>> it is and it is going to have to be the last one. governor, we in chicago and the council hugely appreciate your time and the opportunity to take your principles from your remarks and to have a conversation with all of us around those principles. and we are truly pleased and privileged to have the first opportunity to do so. >> thank you. [applause] [captions copyright national cable satellite corp. 2015] [captioning performed by the national captioning institute, which is responsible for its caption content and accuracy. visit ncicap.org] >> keep track of the republican-led congress and follow its members through the first session.
new congress, best access, on c-span, c-span2, c-span radio, and c-span.org. >> coming up on "washington journal" we will take your calls. president obama will deliver remarks at the conference this morning. at 10:30 eastern. we will hear from national security adviser susan rice later in the day. our live coverage starts earlier on c-span two. we will hear from john kerry at 8:45 a.m. eastern. coming up this hour, i correspondent looks at president obama's executive order on immigration and a recent order to temporarily block the order.
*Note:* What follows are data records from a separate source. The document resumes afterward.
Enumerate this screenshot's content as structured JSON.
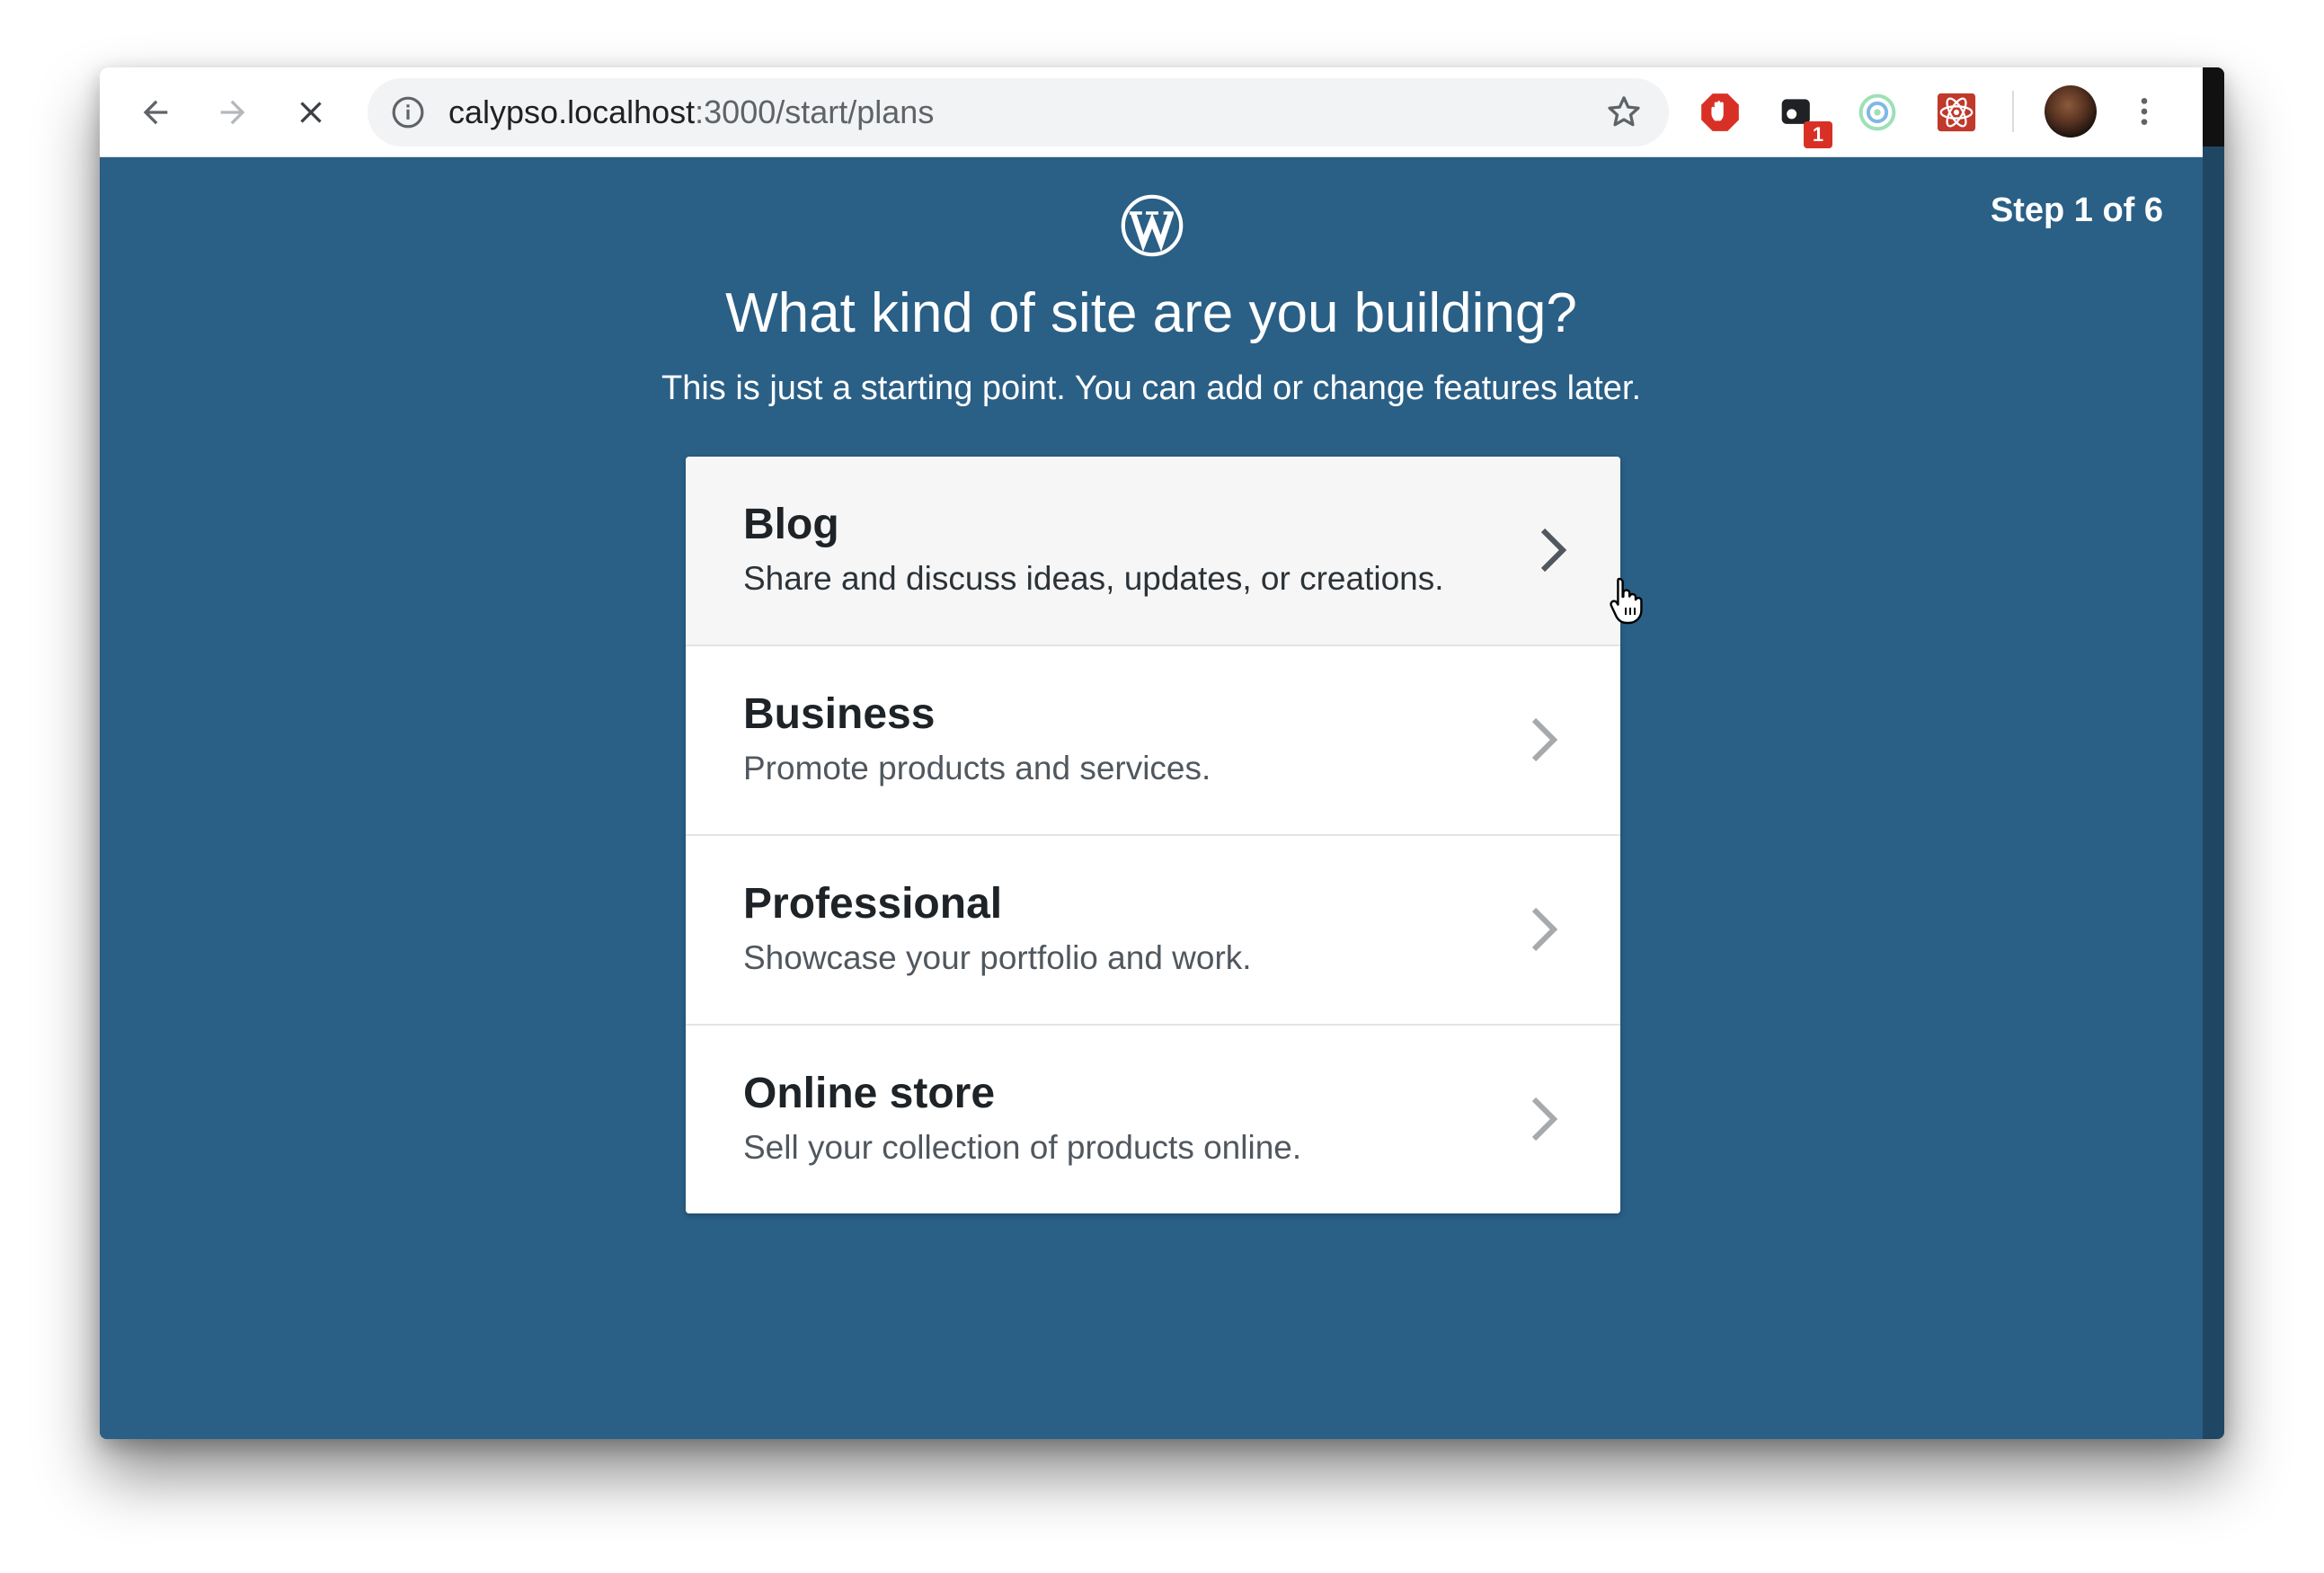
{
  "browser": {
    "url_host": "calypso.localhost",
    "url_rest": ":3000/start/plans",
    "extension_badge": "1"
  },
  "header": {
    "step": "Step 1 of 6",
    "title": "What kind of site are you building?",
    "subtitle": "This is just a starting point. You can add or change features later."
  },
  "site_types": [
    {
      "label": "Blog",
      "description": "Share and discuss ideas, updates, or creations."
    },
    {
      "label": "Business",
      "description": "Promote products and services."
    },
    {
      "label": "Professional",
      "description": "Showcase your portfolio and work."
    },
    {
      "label": "Online store",
      "description": "Sell your collection of products online."
    }
  ],
  "colors": {
    "background": "#2a5f86",
    "card": "#ffffff",
    "card_hover": "#f6f6f6",
    "title_text": "#1e2327",
    "description_text": "#50575e"
  },
  "icons": {
    "back": "arrow-left-icon",
    "forward": "arrow-right-icon",
    "stop": "close-icon",
    "site_info": "info-icon",
    "bookmark": "star-icon",
    "logo": "wordpress-logo-icon",
    "chevron": "chevron-right-icon"
  }
}
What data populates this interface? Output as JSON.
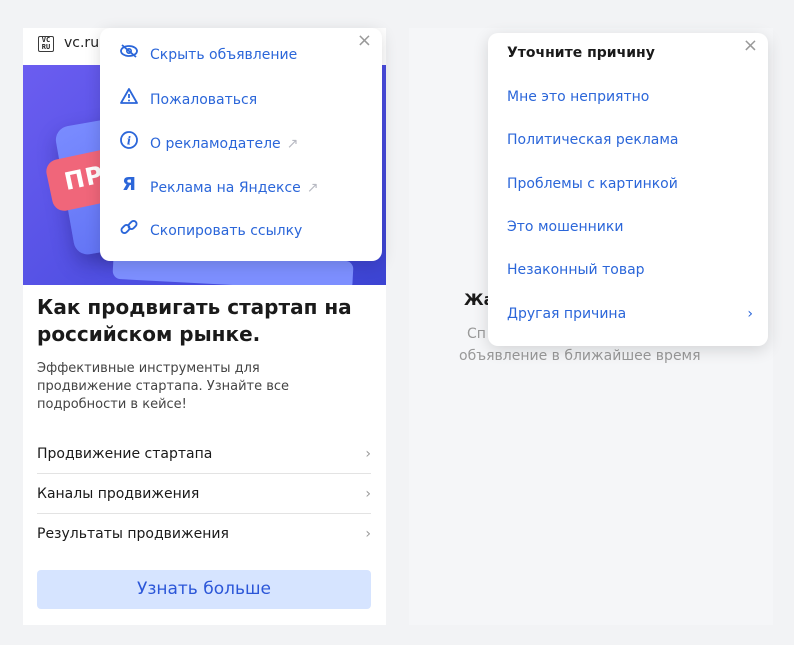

more about the court case. and christa williams of the american immigration lawyers association. plus, your facebook comments and tweets. ♪ john: good morning it is thursday, february 19 am a 2015. with congress and way from washington, president obama has been holding a three-day summit focused on countering islands extremism. -- violent extremists. meanwhile, yesterday, in chicago, one of the men who is eyeing a chance to succeed president obama is in the white house, offered a high-profile speech on foreign policy. jeb bush said he would be his own man if given the chance to lead. we are getting your